That being said, this high quality of life does potentially come with lower earnings. Salaries in Cardiff are usually lower than one would find in a major UK city. Still, the low cost of living tends to balance things out, and most Cardiff residents live comfortably.
Cost of living in Cardiff
Compared to major cities in other parts of the UK, the cost of living in Cardiff is reasonable. Though the cost of renting or buying a home in Cardiff is rising rapidly, house hunters used to English, Scottish or Irish accommodation prices will generally find more affordable options in the Welsh capital, though costs do vary from area to area.
Excellent schooling can be accessed free of charge, and day-to-day expenses such as groceries are reasonably priced. With such a compact city centre and a decent public transport network, there's also little reason to own a personal vehicle.
Family and children in Cardiff
Cardiff is a wonderful place to raise a family. Many of the top schools in Wales are government schools in Cardiff, with a handful being singled out year after year for their excellent results. Catchment areas do apply, giving children who live nearby priority of admission, so it's wise to bear this in mind when deciding where to live.

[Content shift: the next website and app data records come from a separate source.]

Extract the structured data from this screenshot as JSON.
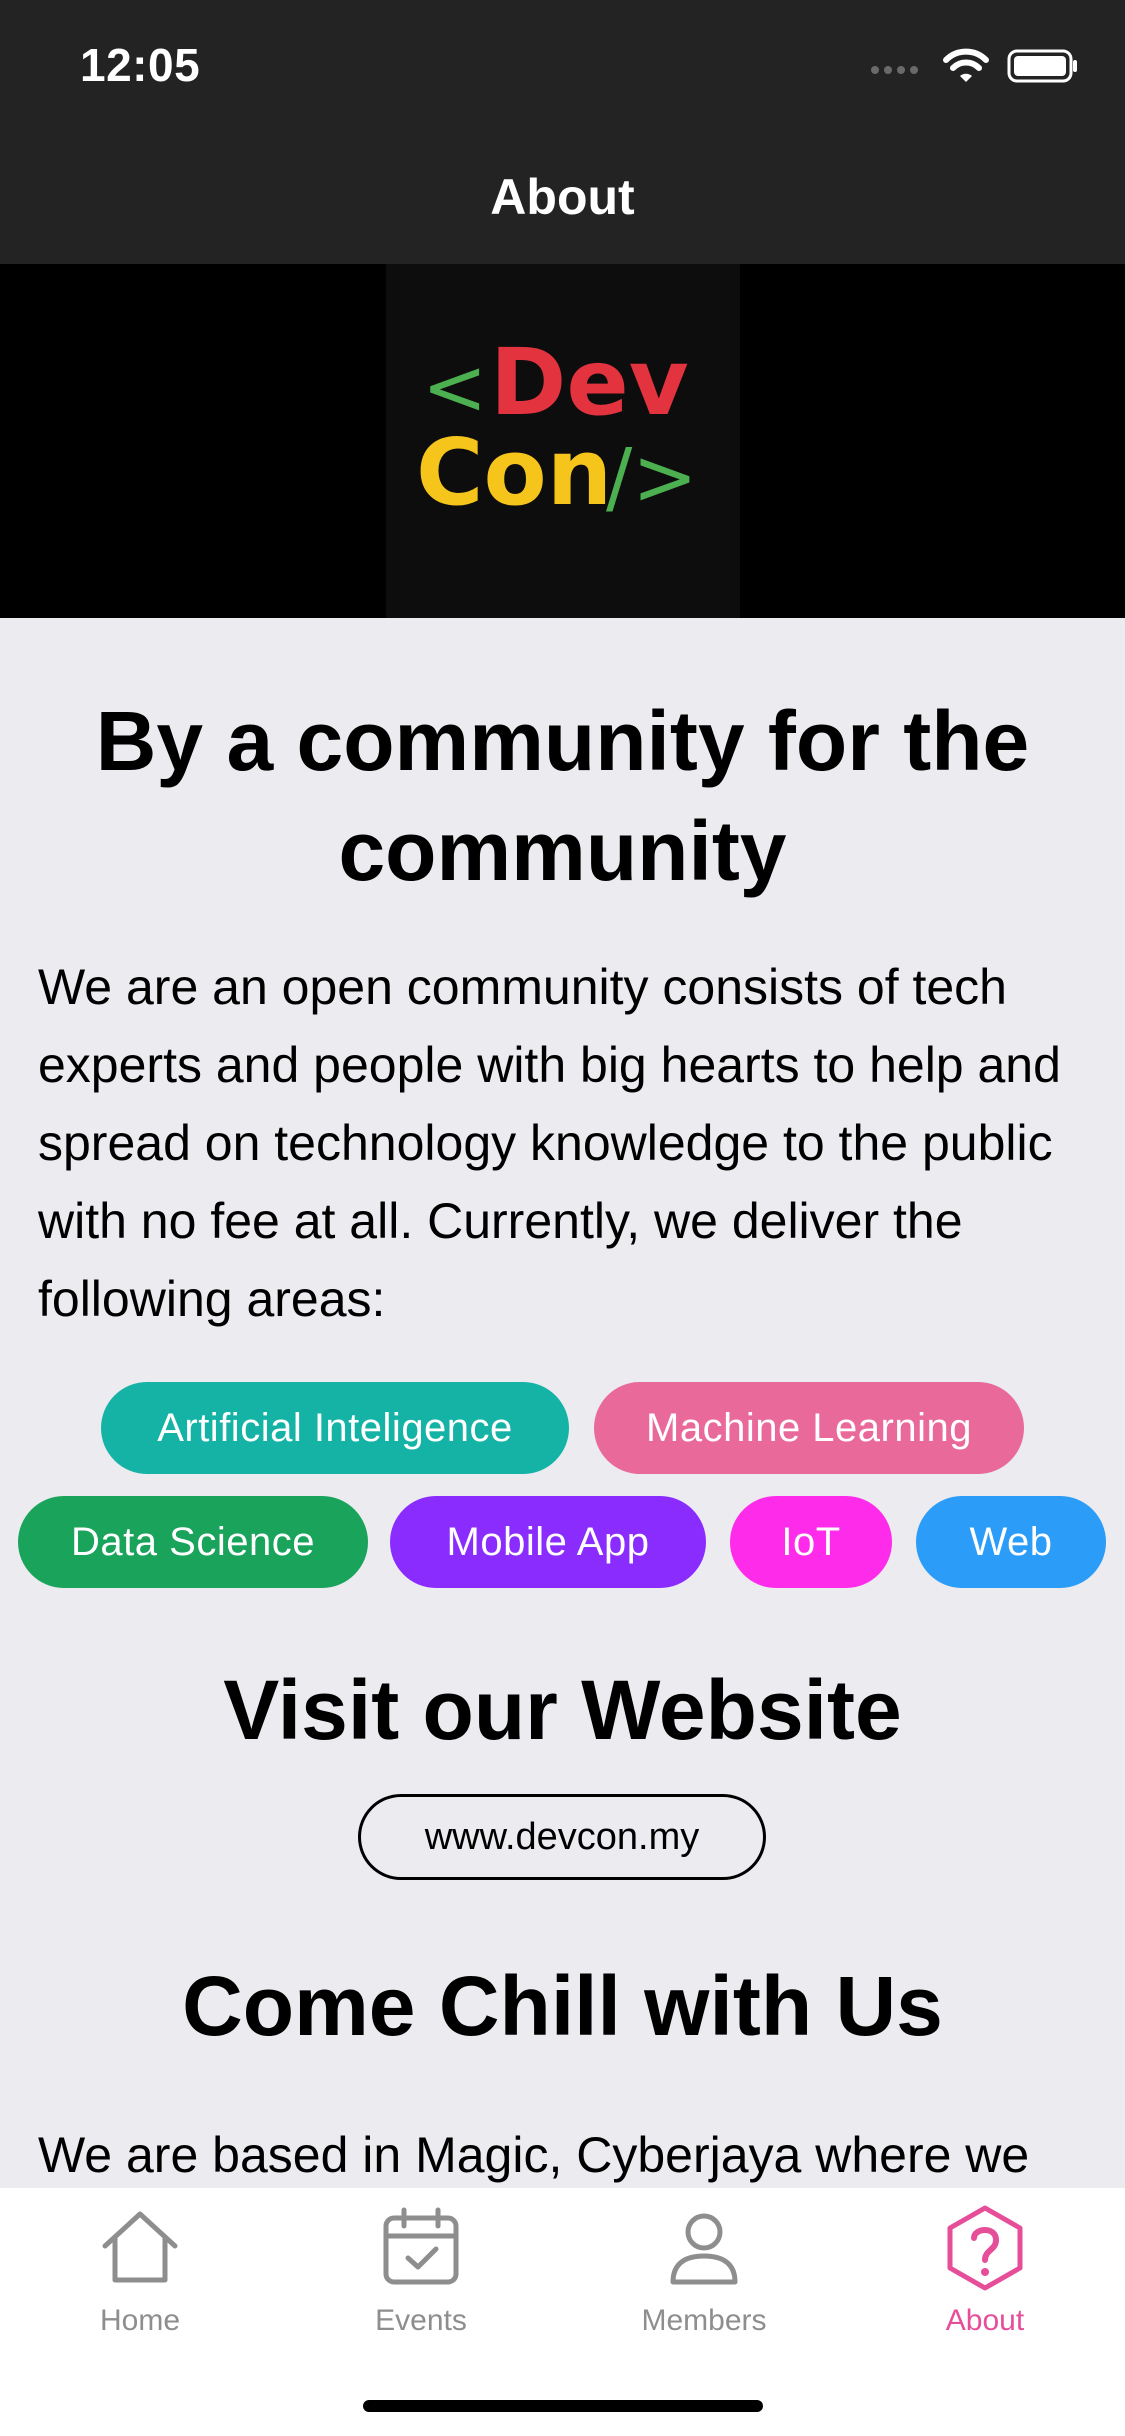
{
  "status_bar": {
    "time": "12:05"
  },
  "nav": {
    "title": "About"
  },
  "hero": {
    "logo_line1_symbol": "<",
    "logo_line1_word": "Dev",
    "logo_line2_word": "Con",
    "logo_line2_symbol": "/>"
  },
  "headline": "By a community for the community",
  "intro": "We are an open community consists of tech experts and people with big hearts to help and spread on technology knowledge to the public with no fee at all. Currently, we deliver the following areas:",
  "areas": [
    {
      "label": "Artificial Inteligence",
      "color": "#14b3a6"
    },
    {
      "label": "Machine Learning",
      "color": "#e8699a"
    },
    {
      "label": "Data Science",
      "color": "#1aa35b"
    },
    {
      "label": "Mobile App",
      "color": "#8b2cff"
    },
    {
      "label": "IoT",
      "color": "#ff2bea"
    },
    {
      "label": "Web",
      "color": "#2b9cf7"
    }
  ],
  "website_section": {
    "title": "Visit our Website",
    "url": "www.devcon.my"
  },
  "chill_section": {
    "title": "Come Chill with Us",
    "text": "We are based in Magic, Cyberjaya where we"
  },
  "tabbar": {
    "items": [
      {
        "label": "Home",
        "icon": "home-icon",
        "active": false
      },
      {
        "label": "Events",
        "icon": "calendar-icon",
        "active": false
      },
      {
        "label": "Members",
        "icon": "person-icon",
        "active": false
      },
      {
        "label": "About",
        "icon": "question-hexagon-icon",
        "active": true
      }
    ],
    "active_color": "#e64e9a",
    "inactive_color": "#8e8e8e"
  },
  "colors": {
    "nav_bg": "#232323",
    "content_bg": "#ebebf0",
    "logo_red": "#e2333f",
    "logo_blue": "#27b3e0",
    "logo_yellow": "#f6c51b",
    "logo_orange": "#ee5a24",
    "logo_green": "#4caf50"
  }
}
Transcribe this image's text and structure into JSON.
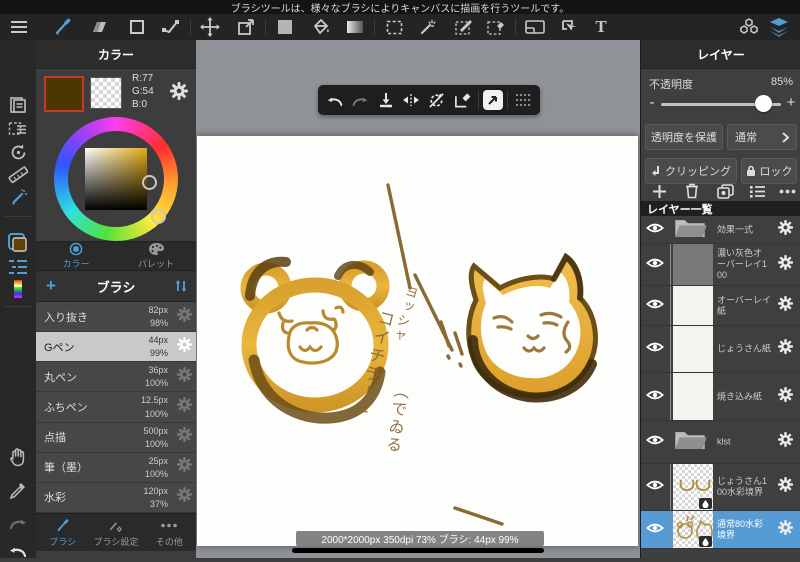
{
  "notification": "ブラシツールは、様々なブラシによりキャンバスに描画を行うツールです。",
  "toolbar": {
    "text_tool_label": "T"
  },
  "color_panel": {
    "title": "カラー",
    "rgb_r": "R:77",
    "rgb_g": "G:54",
    "rgb_b": "B:0",
    "tab_color": "カラー",
    "tab_palette": "パレット",
    "selected_color": "#4d3600"
  },
  "brush_panel": {
    "title": "ブラシ",
    "brushes": [
      {
        "name": "入り抜き",
        "size": "82px",
        "opacity": "98%"
      },
      {
        "name": "Gペン",
        "size": "44px",
        "opacity": "99%"
      },
      {
        "name": "丸ペン",
        "size": "36px",
        "opacity": "100%"
      },
      {
        "name": "ふちペン",
        "size": "12.5px",
        "opacity": "100%"
      },
      {
        "name": "点描",
        "size": "500px",
        "opacity": "100%"
      },
      {
        "name": "筆（墨）",
        "size": "25px",
        "opacity": "100%"
      },
      {
        "name": "水彩",
        "size": "120px",
        "opacity": "37%"
      }
    ],
    "tab_brush": "ブラシ",
    "tab_settings": "ブラシ設定",
    "tab_other": "その他"
  },
  "canvas": {
    "status": "2000*2000px 350dpi 73% ブラシ: 44px 99%",
    "annotations": {
      "a1": "ヨッシャ",
      "a2": "コイチラー!!",
      "a3": "（でゐる"
    }
  },
  "layers_panel": {
    "title": "レイヤー",
    "opacity_label": "不透明度",
    "opacity_value": "85%",
    "minus": "-",
    "plus": "+",
    "protect_label": "透明度を保護",
    "blend_label": "通常",
    "clipping_label": "クリッピング",
    "lock_label": "ロック",
    "list_title": "レイヤー一覧",
    "selected_row_color": "#579bd5",
    "layers": [
      {
        "name": "効果一式"
      },
      {
        "name": "濃い灰色オーバーレイ100"
      },
      {
        "name": "オーバーレイ紙"
      },
      {
        "name": "じょうさん紙"
      },
      {
        "name": "焼き込み紙"
      },
      {
        "name": "klst"
      },
      {
        "name": "じょうさん100水彩境界"
      },
      {
        "name": "通常80水彩境界"
      }
    ]
  }
}
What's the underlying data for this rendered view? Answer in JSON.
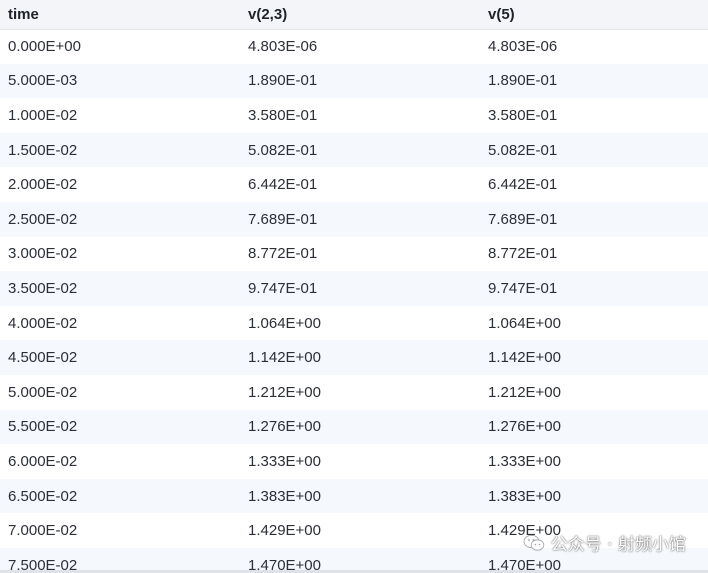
{
  "columns": [
    "time",
    "v(2,3)",
    "v(5)"
  ],
  "rows": [
    [
      "0.000E+00",
      "4.803E-06",
      "4.803E-06"
    ],
    [
      "5.000E-03",
      "1.890E-01",
      "1.890E-01"
    ],
    [
      "1.000E-02",
      "3.580E-01",
      "3.580E-01"
    ],
    [
      "1.500E-02",
      "5.082E-01",
      "5.082E-01"
    ],
    [
      "2.000E-02",
      "6.442E-01",
      "6.442E-01"
    ],
    [
      "2.500E-02",
      "7.689E-01",
      "7.689E-01"
    ],
    [
      "3.000E-02",
      "8.772E-01",
      "8.772E-01"
    ],
    [
      "3.500E-02",
      "9.747E-01",
      "9.747E-01"
    ],
    [
      "4.000E-02",
      "1.064E+00",
      "1.064E+00"
    ],
    [
      "4.500E-02",
      "1.142E+00",
      "1.142E+00"
    ],
    [
      "5.000E-02",
      "1.212E+00",
      "1.212E+00"
    ],
    [
      "5.500E-02",
      "1.276E+00",
      "1.276E+00"
    ],
    [
      "6.000E-02",
      "1.333E+00",
      "1.333E+00"
    ],
    [
      "6.500E-02",
      "1.383E+00",
      "1.383E+00"
    ],
    [
      "7.000E-02",
      "1.429E+00",
      "1.429E+00"
    ],
    [
      "7.500E-02",
      "1.470E+00",
      "1.470E+00"
    ]
  ],
  "watermark": {
    "text": "公众号 · 射频小馆",
    "icon": "wechat-icon"
  }
}
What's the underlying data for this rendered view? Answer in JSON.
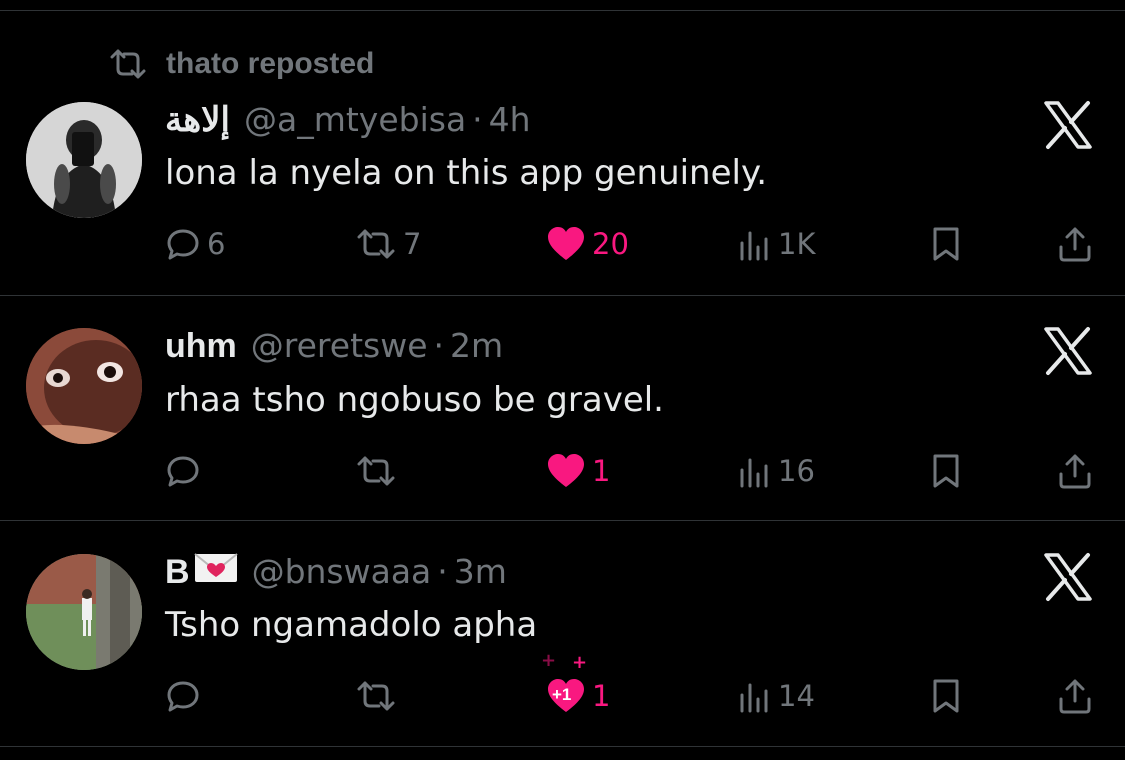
{
  "repost": {
    "label": "thato reposted"
  },
  "tweets": [
    {
      "name": "إلاهة",
      "handle": "@a_mtyebisa",
      "separator": "·",
      "time": "4h",
      "text": "lona la nyela on this app genuinely.",
      "replies": "6",
      "reposts": "7",
      "likes": "20",
      "liked": true,
      "views": "1K"
    },
    {
      "name": "uhm",
      "handle": "@reretswe",
      "separator": "·",
      "time": "2m",
      "text": "rhaa tsho ngobuso be gravel.",
      "replies": "",
      "reposts": "",
      "likes": "1",
      "liked": true,
      "views": "16"
    },
    {
      "name": "B",
      "name_emoji": "envelope-with-heart",
      "handle": "@bnswaaa",
      "separator": "·",
      "time": "3m",
      "text": "Tsho ngamadolo apha",
      "replies": "",
      "reposts": "",
      "likes": "1",
      "liked": true,
      "like_badge": "+1",
      "views": "14"
    }
  ],
  "colors": {
    "background": "#000000",
    "text": "#e7e9ea",
    "muted": "#71767b",
    "like": "#f91880",
    "divider": "#2f3336"
  },
  "icons": [
    "repost-icon",
    "reply-icon",
    "heart-icon",
    "views-icon",
    "bookmark-icon",
    "share-icon",
    "x-logo-icon"
  ]
}
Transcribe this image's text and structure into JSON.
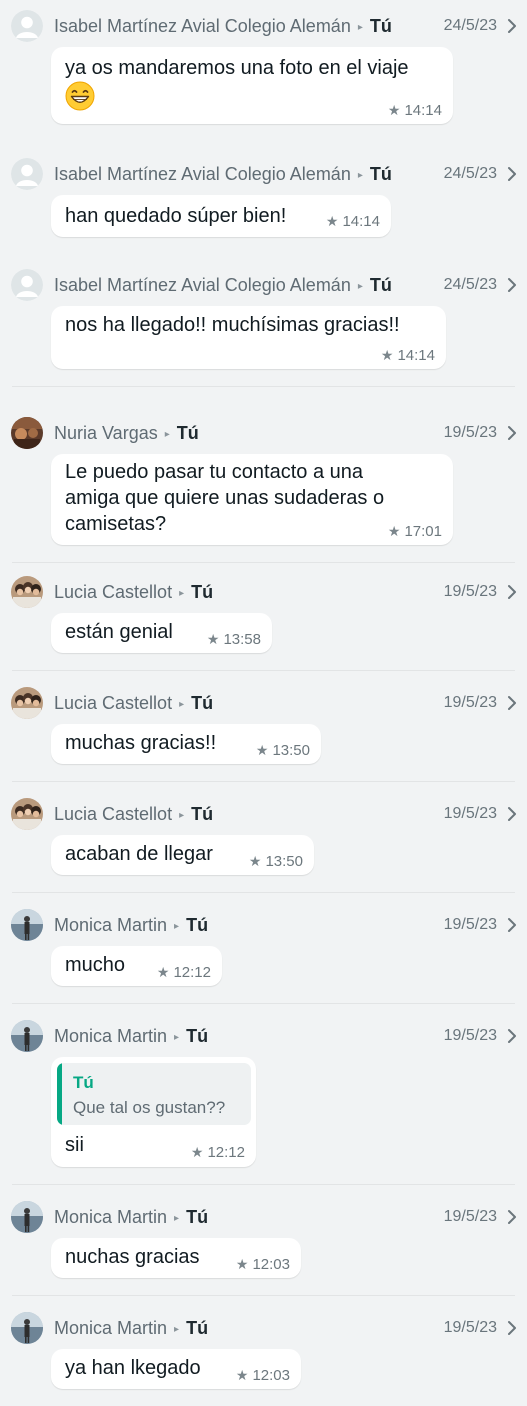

New arrivals can expect good-quality healthcare in Cardiff, which is home to several excellent hospitals, including the Princess of Wales Hospital and the University Hospital of Wales.
The lifestyle in Cardiff is another of the city's major drawcards. Whether new arrivals are outdoor enthusiasts, party animals, culture vultures or shopping fanatics, there's something for everyone.
Climate in Cardiff
It won’t take long for new arrivals in Cardiff to notice the city’s perpetually wet weather. Having many times received the dubious honour of being named the UK’s wettest city, Cardiff is ripe for rain almost the whole year round, though it lets up a bit in March and April.
While moving to a new city can be daunting, those headed to Cardiff have much to look forward to. With welcoming locals, a gentle cost of living, exciting work opportunities and a family-friendly atmosphere, new arrivals are sure to feel at home in no time at all.